End of the Road was produced, directed, edited, and photographed by Brent Meeske. The first part of the documentary examines the deviation in the behavior of fans at concerts throughout the tour, with a boiling point being the gate crashing incident at Deer Creek. Changes in fan behavior were not exclusively linked to the summer 95 tour, nor did the first gate crashing incident occur then. Gate crashing episodes go back to the 1980s, but Deer Creek was the first time it was substantial enough to cancel a concert for the first time in 30 years. One fan states, "three or four years prior (to 1995), there was an influx of people that started showing up at Dead shows with a completely different mentality." As one older fan notes, dead concerts are gatherings or "microcosms of society." Perhaps the incursion of negativity to the deadhead scene mirrors the shift in popular culture/music to grunge and angst ridden alternative at that time.

The Deer Creek incident and the canceling of the next night's show had a weighty effect on deadheads (at least the one's interviewed in End Of The Road). Many fans vowed to recapture their scene from this unwelcome facet of latter-day Grateful Dead concert scenes.

Interestingly, there is no concert footage of the Grateful Dead. The film focus's solely on the fans. For people like me who were unable to witness a Grateful Dead show, it gives a fascinating look at the Grateful Dead scene in 1995. Watching the Grateful Dead and deadheads literally take over stadiums and the areas surrounding them showed the mass attraction of the band and environment. The circus-like atmosphere of the parking lot is well documented, as Meeske literally becomes a touring deadhead and is accepted into the deadhead community. There was some initial skepticism by the deadheads surrounding his use of a camera and being filmed, but Meeske ultimately obtains the approval and acceptance of those he interviews in the parking lots pre/during/post show. Interviewees discuss everything from what/why they are selling various items on tour, why they are on tour to begin with, and how the scene has changed/is changing.

Following the end of the summer tour, the film documents the reaction to Garcia's death on August 9, 1995 in the Haight-Ashbury neighborhood and the memorial in Golden Gate Park. The footage of each surviving member of the Grateful Dead speaking at the memorial is poignant. A neat bonus feature (one of many included with the disc) video of the entire memorial, both uncut and unedited.

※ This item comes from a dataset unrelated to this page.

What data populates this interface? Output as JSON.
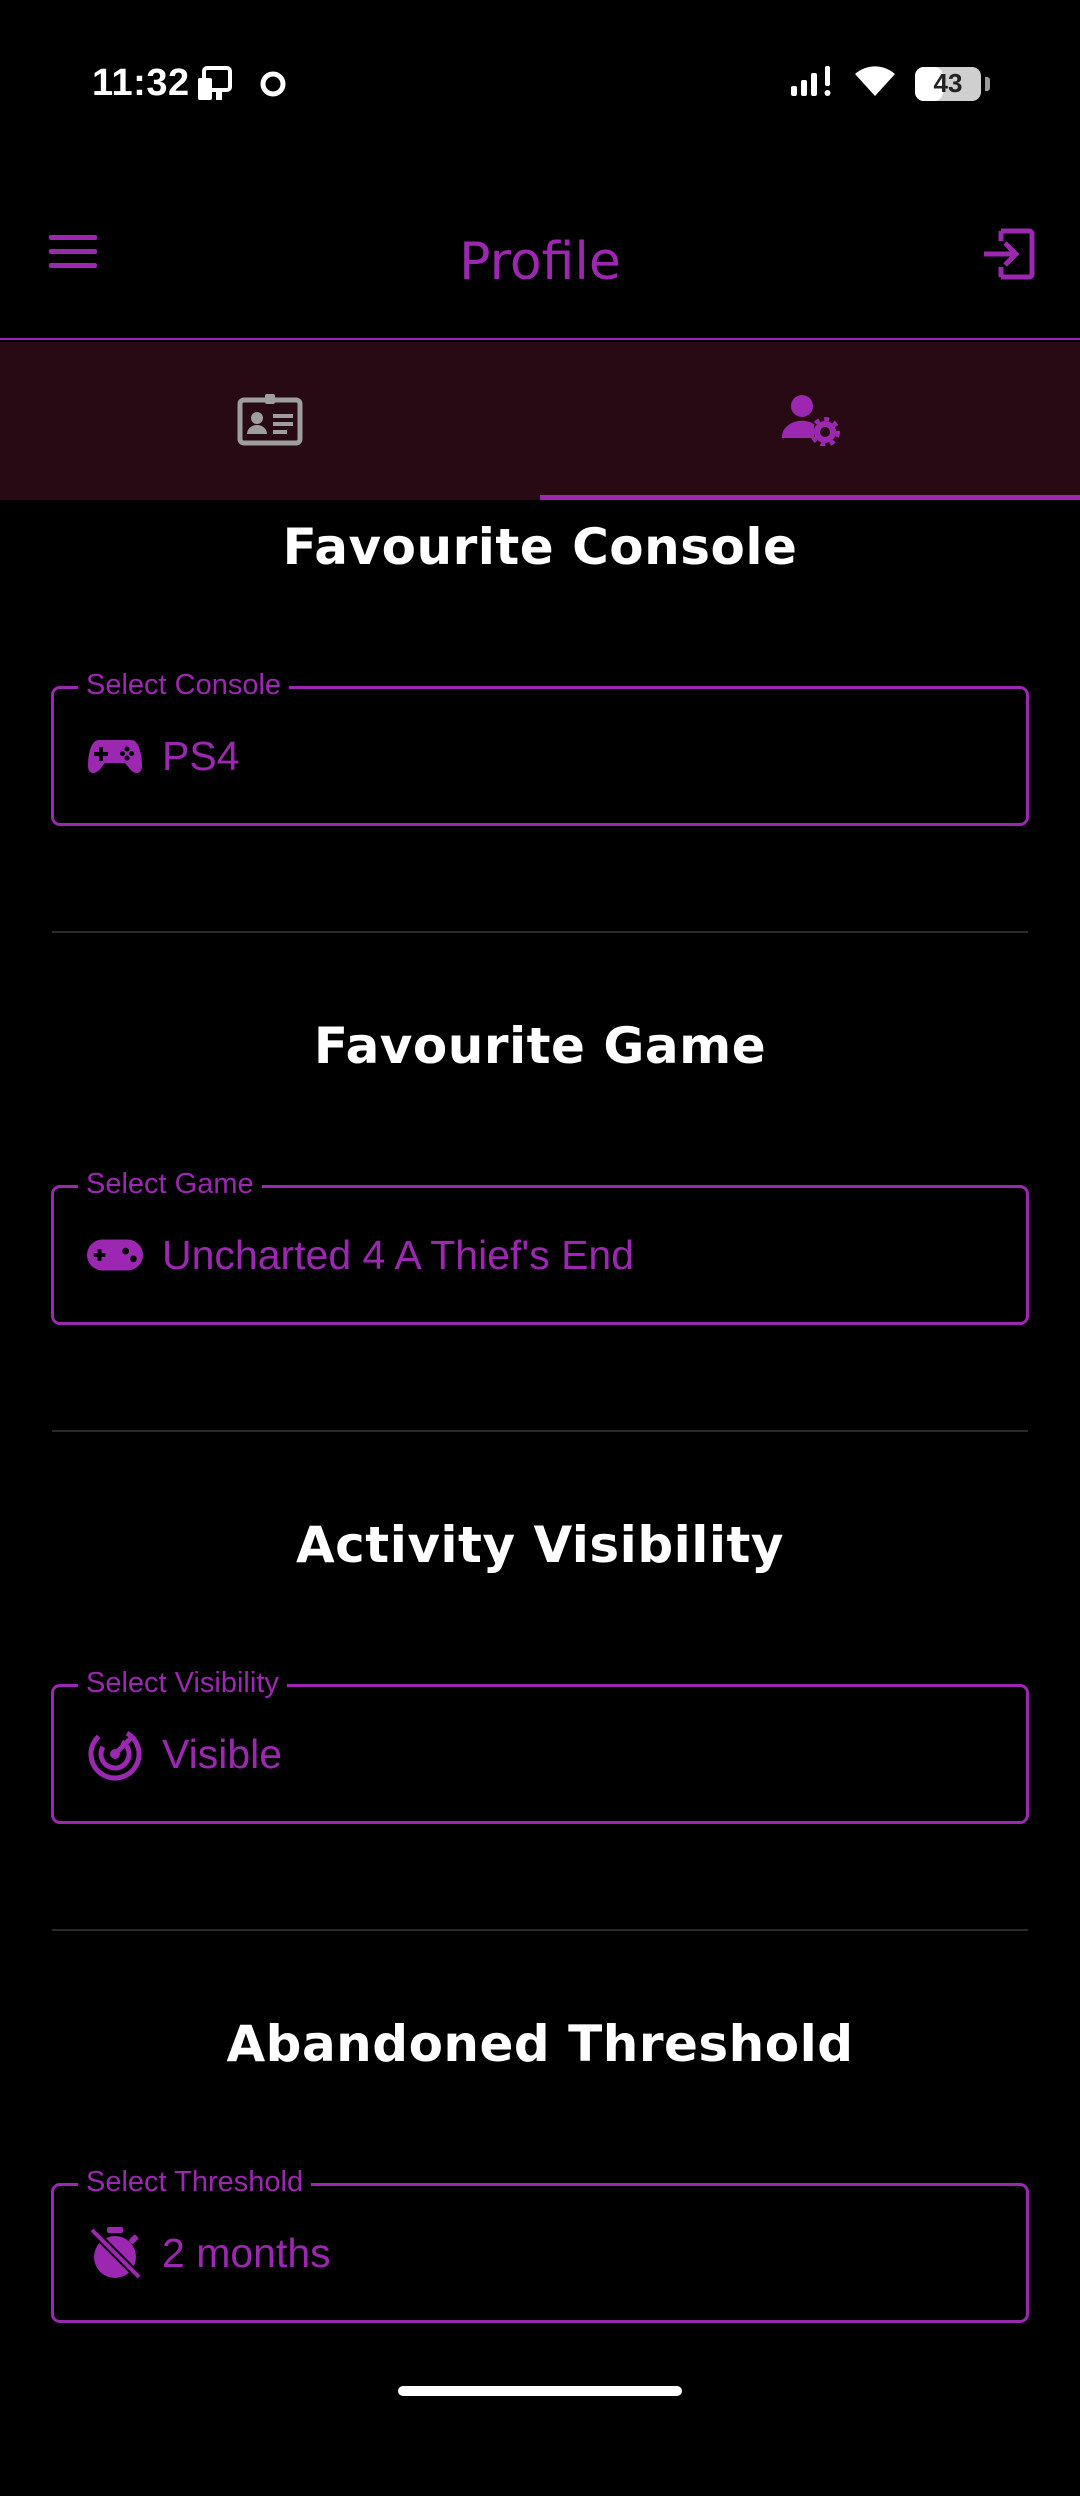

I suspect the future will bring more documentaries' examining the deadhead phenomenon and the spectacle surrounding the Grateful Dead and their concerts. As 2005 marks the 10th anniversary of Jerry Garcia's death and collective end of The Grateful Dead, End of the Road offers a sincere illustration of the dramatic changes transpiring within and without the Grateful Dead scene in 1995.

By Peter Kolesari